-- Supplied records follows --
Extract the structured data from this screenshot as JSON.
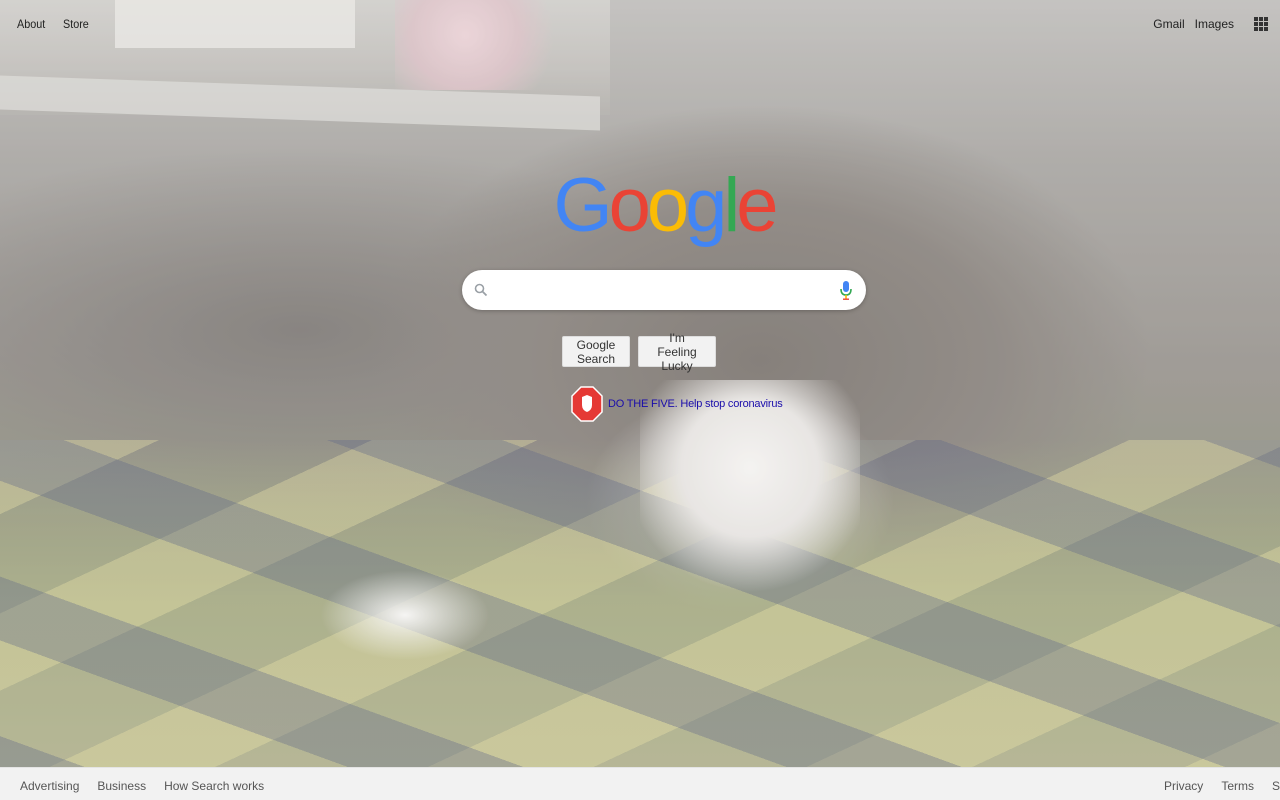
{
  "header": {
    "left_links": [
      "About",
      "Store"
    ],
    "right_links": [
      "Gmail",
      "Images"
    ],
    "apps_icon": "grid-apps-icon"
  },
  "logo": {
    "letters": [
      "G",
      "o",
      "o",
      "g",
      "l",
      "e"
    ],
    "colors": [
      "#4285f4",
      "#ea4335",
      "#fbbc05",
      "#4285f4",
      "#34a853",
      "#ea4335"
    ]
  },
  "search": {
    "value": "",
    "placeholder": "",
    "search_icon": "search-icon",
    "mic_icon": "microphone-icon"
  },
  "buttons": {
    "search_label": "Google Search",
    "lucky_label": "I'm Feeling Lucky"
  },
  "promo": {
    "icon": "stop-sign-shield-icon",
    "text": "DO THE FIVE. Help stop coronavirus",
    "color": "#1a0dab"
  },
  "footer": {
    "left_links": [
      "Advertising",
      "Business",
      "How Search works"
    ],
    "right_links": [
      "Privacy",
      "Terms",
      "S"
    ]
  }
}
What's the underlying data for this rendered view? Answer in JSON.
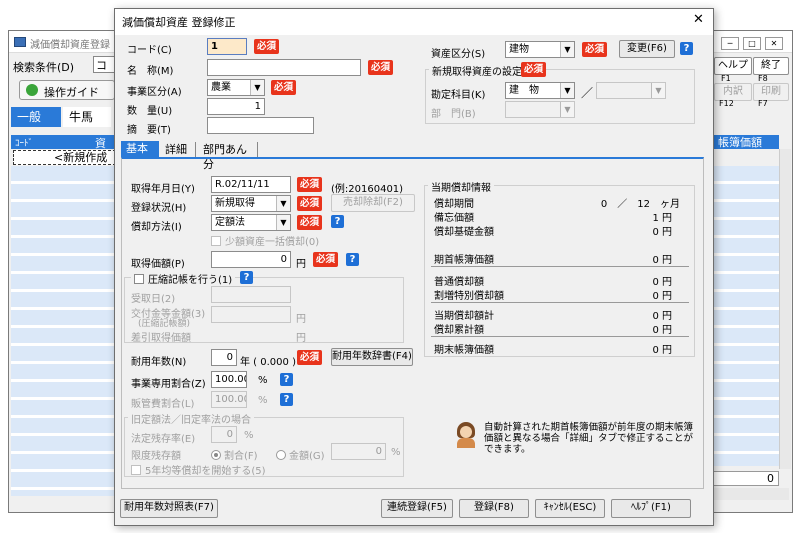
{
  "bg": {
    "title": "減価償却資産登録",
    "search_label": "検索条件(D)",
    "search_cut": "コ",
    "guide_btn": "操作ガイド",
    "tab_general": "一般",
    "tab_horse": "牛馬",
    "col_code": "ｺｰﾄﾞ",
    "col_asset": "資",
    "col_book": "帳簿価額",
    "new_row": "<新規作成",
    "help_btn": "ヘルプ",
    "end_btn": "終了",
    "f1": "F1",
    "f8": "F8",
    "detail_btn": "内訳",
    "print_btn": "印刷",
    "f12": "F12",
    "f7": "F7",
    "total": "0"
  },
  "dlg": {
    "title": "減価償却資産 登録修正",
    "close": "✕",
    "required": "必須",
    "code_label": "コード(C)",
    "code_value": "1",
    "name_label": "名　称(M)",
    "name_value": "",
    "biz_label": "事業区分(A)",
    "biz_value": "農業",
    "qty_label": "数　量(U)",
    "qty_value": "1",
    "memo_label": "摘　要(T)",
    "asset_cat_label": "資産区分(S)",
    "asset_cat_value": "建物",
    "change_btn": "変更(F6)",
    "new_setting_title": "新規取得資産の設定",
    "account_label": "勘定科目(K)",
    "account_value": "建　物",
    "slash": "／",
    "dept_label": "部　門(B)"
  },
  "tabs": [
    "基本",
    "詳細",
    "部門あん分"
  ],
  "basic": {
    "acq_date_label": "取得年月日(Y)",
    "acq_date_value": "R.02/11/11",
    "acq_date_example": "(例:20160401)",
    "reg_status_label": "登録状況(H)",
    "reg_status_value": "新規取得",
    "sale_btn": "売却除却(F2)",
    "method_label": "償却方法(I)",
    "method_value": "定額法",
    "small_asset": "少額資産一括償却(0)",
    "acq_price_label": "取得価額(P)",
    "acq_price_value": "0",
    "yen": "円",
    "compress_title": "圧縮記帳を行う(1)",
    "received_date": "受取日(2)",
    "subsidy_label1": "交付金等金額(3)",
    "subsidy_label2": "(圧縮記帳額)",
    "deduct_price": "差引取得価額",
    "life_label": "耐用年数(N)",
    "life_value": "0",
    "life_unit": "年 ( 0.000 )",
    "life_dict_btn": "耐用年数辞書(F4)",
    "biz_ratio_label": "事業専用割合(Z)",
    "biz_ratio_value": "100.00",
    "sell_ratio_label": "販管費割合(L)",
    "sell_ratio_value": "100.00",
    "percent": "%",
    "old_method_title": "旧定額法／旧定率法の場合",
    "residual_rate_label": "法定残存率(E)",
    "residual_rate_value": "0",
    "limit_label": "限度残存額",
    "ratio_radio": "割合(F)",
    "amount_radio": "金額(G)",
    "limit_amount_value": "0",
    "five_year": "5年均等償却を開始する(5)"
  },
  "period": {
    "title": "当期償却情報",
    "dep_period_label": "償却期間",
    "dep_period_value": "0　／　12　ヶ月",
    "memo_value_label": "備忘価額",
    "memo_value": "1 円",
    "base_label": "償却基礎金額",
    "base_value": "0 円",
    "opening_label": "期首帳簿価額",
    "opening_value": "0 円",
    "normal_label": "普通償却額",
    "normal_value": "0 円",
    "special_label": "割増特別償却額",
    "special_value": "0 円",
    "current_label": "当期償却額計",
    "current_value": "0 円",
    "cumulative_label": "償却累計額",
    "cumulative_value": "0 円",
    "closing_label": "期末帳簿価額",
    "closing_value": "0 円"
  },
  "notice": "自動計算された期首帳簿価額が前年度の期末帳簿価額と異なる場合「詳細」タブで修正することができます。",
  "footer": {
    "life_table_btn": "耐用年数対照表(F7)",
    "continuous_btn": "連続登録(F5)",
    "register_btn": "登録(F8)",
    "cancel_btn": "ｷｬﾝｾﾙ(ESC)",
    "help_btn": "ﾍﾙﾌﾟ(F1)"
  },
  "colors": {
    "required": "#e8341c",
    "help": "#1e6fd6",
    "tab_active": "#2a7ad8",
    "dialog_bg": "#f0f0f0"
  }
}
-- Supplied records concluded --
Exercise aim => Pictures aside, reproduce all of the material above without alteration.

Response to the exercise =>
Extract the structured data from this screenshot as JSON.
{
  "header": {
    "left_links": [
      "About",
      "Store"
    ],
    "right_links": [
      "Gmail",
      "Images"
    ],
    "apps_icon": "grid-apps-icon"
  },
  "logo": {
    "letters": [
      "G",
      "o",
      "o",
      "g",
      "l",
      "e"
    ],
    "colors": [
      "#4285f4",
      "#ea4335",
      "#fbbc05",
      "#4285f4",
      "#34a853",
      "#ea4335"
    ]
  },
  "search": {
    "value": "",
    "placeholder": "",
    "search_icon": "search-icon",
    "mic_icon": "microphone-icon"
  },
  "buttons": {
    "search_label": "Google Search",
    "lucky_label": "I'm Feeling Lucky"
  },
  "promo": {
    "icon": "stop-sign-shield-icon",
    "text": "DO THE FIVE. Help stop coronavirus",
    "color": "#1a0dab"
  },
  "footer": {
    "left_links": [
      "Advertising",
      "Business",
      "How Search works"
    ],
    "right_links": [
      "Privacy",
      "Terms",
      "S"
    ]
  }
}
What's the underlying data for this rendered view? Answer in JSON.
{
  "bg": {
    "title": "減価償却資産登録",
    "search_label": "検索条件(D)",
    "search_cut": "コ",
    "guide_btn": "操作ガイド",
    "tab_general": "一般",
    "tab_horse": "牛馬",
    "col_code": "ｺｰﾄﾞ",
    "col_asset": "資",
    "col_book": "帳簿価額",
    "new_row": "<新規作成",
    "help_btn": "ヘルプ",
    "end_btn": "終了",
    "f1": "F1",
    "f8": "F8",
    "detail_btn": "内訳",
    "print_btn": "印刷",
    "f12": "F12",
    "f7": "F7",
    "total": "0"
  },
  "dlg": {
    "title": "減価償却資産 登録修正",
    "close": "✕",
    "required": "必須",
    "code_label": "コード(C)",
    "code_value": "1",
    "name_label": "名　称(M)",
    "name_value": "",
    "biz_label": "事業区分(A)",
    "biz_value": "農業",
    "qty_label": "数　量(U)",
    "qty_value": "1",
    "memo_label": "摘　要(T)",
    "asset_cat_label": "資産区分(S)",
    "asset_cat_value": "建物",
    "change_btn": "変更(F6)",
    "new_setting_title": "新規取得資産の設定",
    "account_label": "勘定科目(K)",
    "account_value": "建　物",
    "slash": "／",
    "dept_label": "部　門(B)"
  },
  "tabs": [
    "基本",
    "詳細",
    "部門あん分"
  ],
  "basic": {
    "acq_date_label": "取得年月日(Y)",
    "acq_date_value": "R.02/11/11",
    "acq_date_example": "(例:20160401)",
    "reg_status_label": "登録状況(H)",
    "reg_status_value": "新規取得",
    "sale_btn": "売却除却(F2)",
    "method_label": "償却方法(I)",
    "method_value": "定額法",
    "small_asset": "少額資産一括償却(0)",
    "acq_price_label": "取得価額(P)",
    "acq_price_value": "0",
    "yen": "円",
    "compress_title": "圧縮記帳を行う(1)",
    "received_date": "受取日(2)",
    "subsidy_label1": "交付金等金額(3)",
    "subsidy_label2": "(圧縮記帳額)",
    "deduct_price": "差引取得価額",
    "life_label": "耐用年数(N)",
    "life_value": "0",
    "life_unit": "年 ( 0.000 )",
    "life_dict_btn": "耐用年数辞書(F4)",
    "biz_ratio_label": "事業専用割合(Z)",
    "biz_ratio_value": "100.00",
    "sell_ratio_label": "販管費割合(L)",
    "sell_ratio_value": "100.00",
    "percent": "%",
    "old_method_title": "旧定額法／旧定率法の場合",
    "residual_rate_label": "法定残存率(E)",
    "residual_rate_value": "0",
    "limit_label": "限度残存額",
    "ratio_radio": "割合(F)",
    "amount_radio": "金額(G)",
    "limit_amount_value": "0",
    "five_year": "5年均等償却を開始する(5)"
  },
  "period": {
    "title": "当期償却情報",
    "dep_period_label": "償却期間",
    "dep_period_value": "0　／　12　ヶ月",
    "memo_value_label": "備忘価額",
    "memo_value": "1 円",
    "base_label": "償却基礎金額",
    "base_value": "0 円",
    "opening_label": "期首帳簿価額",
    "opening_value": "0 円",
    "normal_label": "普通償却額",
    "normal_value": "0 円",
    "special_label": "割増特別償却額",
    "special_value": "0 円",
    "current_label": "当期償却額計",
    "current_value": "0 円",
    "cumulative_label": "償却累計額",
    "cumulative_value": "0 円",
    "closing_label": "期末帳簿価額",
    "closing_value": "0 円"
  },
  "notice": "自動計算された期首帳簿価額が前年度の期末帳簿価額と異なる場合「詳細」タブで修正することができます。",
  "footer": {
    "life_table_btn": "耐用年数対照表(F7)",
    "continuous_btn": "連続登録(F5)",
    "register_btn": "登録(F8)",
    "cancel_btn": "ｷｬﾝｾﾙ(ESC)",
    "help_btn": "ﾍﾙﾌﾟ(F1)"
  },
  "colors": {
    "required": "#e8341c",
    "help": "#1e6fd6",
    "tab_active": "#2a7ad8",
    "dialog_bg": "#f0f0f0"
  }
}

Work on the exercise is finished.